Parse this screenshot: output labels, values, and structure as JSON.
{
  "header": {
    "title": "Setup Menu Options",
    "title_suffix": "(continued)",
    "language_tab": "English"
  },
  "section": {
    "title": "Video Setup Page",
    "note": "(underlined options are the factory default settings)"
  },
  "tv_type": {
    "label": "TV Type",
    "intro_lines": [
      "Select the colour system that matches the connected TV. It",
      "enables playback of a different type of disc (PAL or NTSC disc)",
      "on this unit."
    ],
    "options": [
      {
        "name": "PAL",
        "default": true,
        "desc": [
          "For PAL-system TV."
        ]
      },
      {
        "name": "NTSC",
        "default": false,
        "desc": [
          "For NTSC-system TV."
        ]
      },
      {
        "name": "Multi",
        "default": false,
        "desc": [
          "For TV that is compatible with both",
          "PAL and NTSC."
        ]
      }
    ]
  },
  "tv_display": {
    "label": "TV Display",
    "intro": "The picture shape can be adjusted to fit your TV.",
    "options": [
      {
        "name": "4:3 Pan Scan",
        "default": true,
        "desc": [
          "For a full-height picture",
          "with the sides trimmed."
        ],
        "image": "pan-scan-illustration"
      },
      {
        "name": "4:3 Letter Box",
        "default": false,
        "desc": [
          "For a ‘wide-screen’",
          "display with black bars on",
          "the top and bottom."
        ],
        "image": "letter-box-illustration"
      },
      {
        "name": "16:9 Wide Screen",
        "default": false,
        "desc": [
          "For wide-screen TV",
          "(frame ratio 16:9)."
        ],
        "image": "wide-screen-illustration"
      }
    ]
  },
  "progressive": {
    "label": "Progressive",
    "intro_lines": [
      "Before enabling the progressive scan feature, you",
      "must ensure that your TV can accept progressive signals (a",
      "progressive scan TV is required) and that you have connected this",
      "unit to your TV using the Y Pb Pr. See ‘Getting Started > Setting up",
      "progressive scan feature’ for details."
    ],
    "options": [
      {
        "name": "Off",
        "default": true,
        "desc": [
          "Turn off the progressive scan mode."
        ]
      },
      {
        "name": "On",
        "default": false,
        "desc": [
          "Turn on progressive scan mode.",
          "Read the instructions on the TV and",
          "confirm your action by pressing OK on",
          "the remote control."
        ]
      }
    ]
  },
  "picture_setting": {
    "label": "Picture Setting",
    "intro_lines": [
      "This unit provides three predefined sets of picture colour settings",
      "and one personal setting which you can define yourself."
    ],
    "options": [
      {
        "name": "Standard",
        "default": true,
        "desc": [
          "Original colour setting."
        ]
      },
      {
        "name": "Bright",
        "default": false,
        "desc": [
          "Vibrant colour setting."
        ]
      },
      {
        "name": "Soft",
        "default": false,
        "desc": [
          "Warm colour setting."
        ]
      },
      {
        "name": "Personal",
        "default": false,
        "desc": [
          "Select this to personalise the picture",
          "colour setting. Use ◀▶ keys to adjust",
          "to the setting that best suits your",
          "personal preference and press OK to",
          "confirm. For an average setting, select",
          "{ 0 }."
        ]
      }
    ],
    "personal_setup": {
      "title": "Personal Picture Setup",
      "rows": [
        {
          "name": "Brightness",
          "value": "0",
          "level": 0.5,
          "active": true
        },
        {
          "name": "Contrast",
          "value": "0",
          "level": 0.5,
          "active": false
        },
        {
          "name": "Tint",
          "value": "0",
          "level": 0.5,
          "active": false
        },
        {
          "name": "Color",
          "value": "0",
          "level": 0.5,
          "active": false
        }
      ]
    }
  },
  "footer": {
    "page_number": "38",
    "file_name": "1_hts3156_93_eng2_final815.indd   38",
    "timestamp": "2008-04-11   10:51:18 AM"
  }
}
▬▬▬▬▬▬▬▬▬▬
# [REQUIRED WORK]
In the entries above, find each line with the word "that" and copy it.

# [ANSWER SPACE]
      "Select the colour system that matches the connected TV. It",
          "For TV that is compatible with both",
      "must ensure that your TV can accept progressive signals (a",
      "progressive scan TV is required) and that you have connected this",
          "to the setting that best suits your",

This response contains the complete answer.